Now turn your stove off and let set until it is between 110 and 120 degrees. Again, mine take about 50 minutes, in a metal coated pan. Now the 1st time you make yogurt you need to buy regular, NEVER FLAVORED, yogurt. The luncheon size, what is it 6 - 8 oz? The first time, I use a lot of starter to insure thick creamy yogurt. After the initial batch, I use about 1/4 of a cup or if you want to use "freeze dried starter" from the health food store, 4 packets. (The starter in packets is really nice to have around for emergercy. You know, like you ate all the yogurt and forgot to keep some for starter.) Put the entire contents in the warm milk and stir well. Put your lid on and move the yogurt to a place where you will not disturb it. You will be putting the yogurt "to bed" now. We use a flannel sheet and cover the entire pan, with lid on. A wool blanket or winter coat will also work. The idea is that the yogurt needs to cool slowly. Often it is lukewarm still when we open it in the morning.

Let sit over night, or all day if you made it in the morning. And put it in refridgerator containers. I have found not to flavor the yogurt until you are ready to eat it. The yogurt will last longer without anything in it. Often you will see liquid lying on top or just under the surface. Just stir it in, it is whey folks.

Ron and I discovered Greek Yogurt in Florida and went nuts over it. We brought 1/2 a dozen containers back and actually thought of having it shipped to us. That's when I decided I could probably learn to make it. It is sooooo simple, you are allowed to giggle, ok?

Take that yogurt you just made. You can use cheesecloth, or I use a thin cloth napkin, and line a collander with it. Put this collander on top of a bowl. Spoon in yogurt and let it sit for 3 - 4 hours. The whey will drain into the collander, the yogurt becomes thick - which equals, Greek Yogurt! Refrigerate and enjoy.

Two things now. DO NOT THROW AWAY THE WHEY! Place it in a refrigerator container, we will use it later this week, often.
And if you continue to let the Greek Yogurt drain, you will have "cream cheese". I like to add Mexican or Italian or Indian seasoning and use as a sandwich spread or cracker dip.

Let me know how yours turn out!

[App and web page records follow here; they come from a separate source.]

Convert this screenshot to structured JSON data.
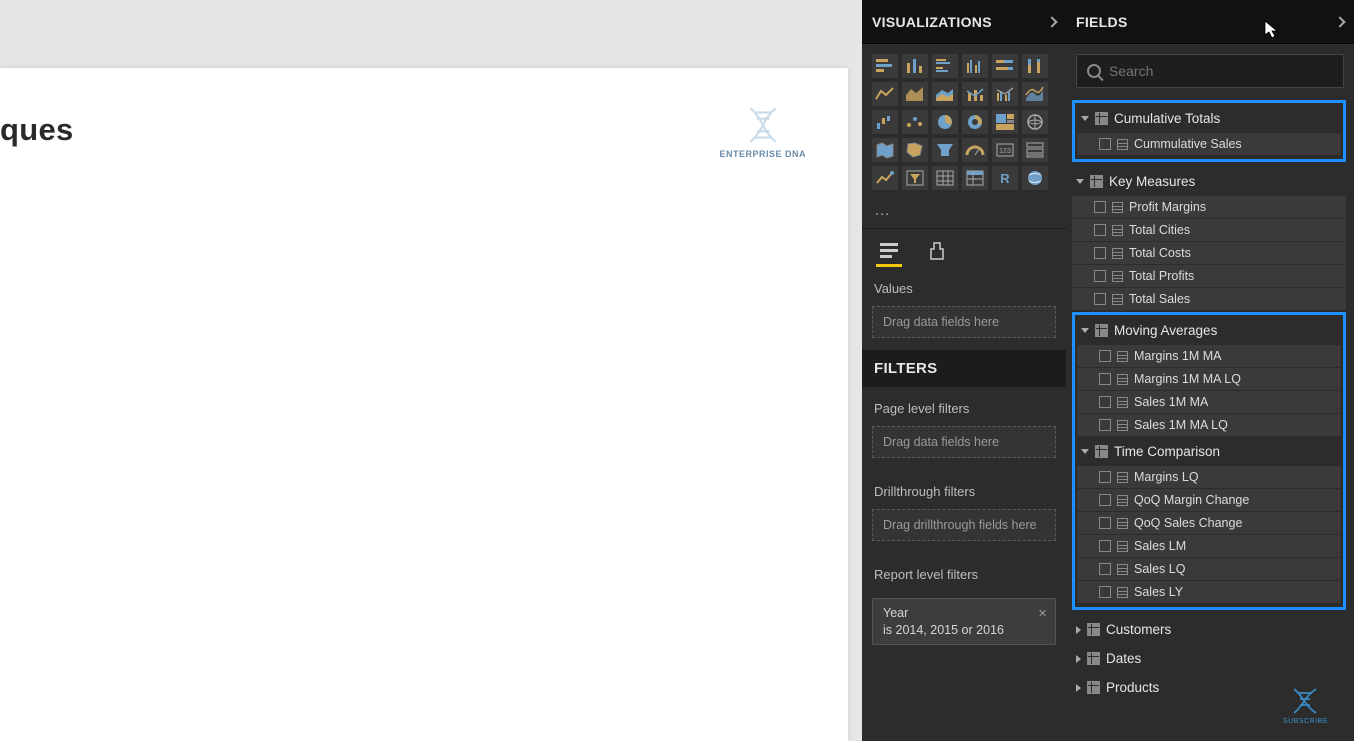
{
  "canvas": {
    "title_fragment": "ques",
    "logo_text": "ENTERPRISE DNA"
  },
  "viz_panel": {
    "header": "VISUALIZATIONS",
    "more": "…",
    "values_label": "Values",
    "values_drop": "Drag data fields here",
    "filters_header": "FILTERS",
    "page_filters_label": "Page level filters",
    "page_filters_drop": "Drag data fields here",
    "drillthrough_label": "Drillthrough filters",
    "drillthrough_drop": "Drag drillthrough fields here",
    "report_filters_label": "Report level filters",
    "report_filter": {
      "field": "Year",
      "condition": "is 2014, 2015 or 2016"
    }
  },
  "fields_panel": {
    "header": "FIELDS",
    "search_placeholder": "Search",
    "tables": [
      {
        "name": "Cumulative Totals",
        "expanded": true,
        "highlighted": true,
        "fields": [
          {
            "name": "Cummulative Sales"
          }
        ]
      },
      {
        "name": "Key Measures",
        "expanded": true,
        "highlighted": false,
        "fields": [
          {
            "name": "Profit Margins"
          },
          {
            "name": "Total Cities"
          },
          {
            "name": "Total Costs"
          },
          {
            "name": "Total Profits"
          },
          {
            "name": "Total Sales"
          }
        ]
      },
      {
        "name": "Moving Averages",
        "expanded": true,
        "highlighted": true,
        "fields": [
          {
            "name": "Margins 1M MA"
          },
          {
            "name": "Margins 1M MA LQ"
          },
          {
            "name": "Sales 1M MA"
          },
          {
            "name": "Sales 1M MA LQ"
          }
        ]
      },
      {
        "name": "Time Comparison",
        "expanded": true,
        "highlighted": true,
        "fields": [
          {
            "name": "Margins LQ"
          },
          {
            "name": "QoQ Margin Change"
          },
          {
            "name": "QoQ Sales Change"
          },
          {
            "name": "Sales LM"
          },
          {
            "name": "Sales LQ"
          },
          {
            "name": "Sales LY"
          }
        ]
      },
      {
        "name": "Customers",
        "expanded": false,
        "highlighted": false,
        "fields": []
      },
      {
        "name": "Dates",
        "expanded": false,
        "highlighted": false,
        "fields": []
      },
      {
        "name": "Products",
        "expanded": false,
        "highlighted": false,
        "fields": []
      }
    ]
  },
  "subscribe_label": "SUBSCRIBE"
}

And later this week we will work with the whey in breads and soups and make another simple cheese.


Lia said...

I found you through Little Pink Houses and I like your blog.

You make the yoghurt making sound very simple, so much so that I have bookmarked this page and will be getting around to having ago at this.

I eat loads of yoghurt and Greek is the best.I will let you know how I get on and thank you for sharing.


Meghan Conrad said...

Awesome--thank you so much for this! I'm really excited to give it a try, though I think that I'll need to buy a new thermometer first. Still, quite exciting, because we can go through a *lot* of yoghurt.

Rita's Write said...

Your yogurt always smells delicious, even unflavored, when I feed the pups. :)

Meghan Conrad said...

Okay, so, I'm going to give this a go this weekend. That said, do I need to have a specific kind of milk? Like, not ultra-pasteurized? Or is the sort from the supermarket adequate?

Michelle said...

I started making yogurt earlier this year and didn't like the taste. It seemed to have a strange aftertaste as opposed to Fage which I used as a starter. I'm going to use your directions and try again.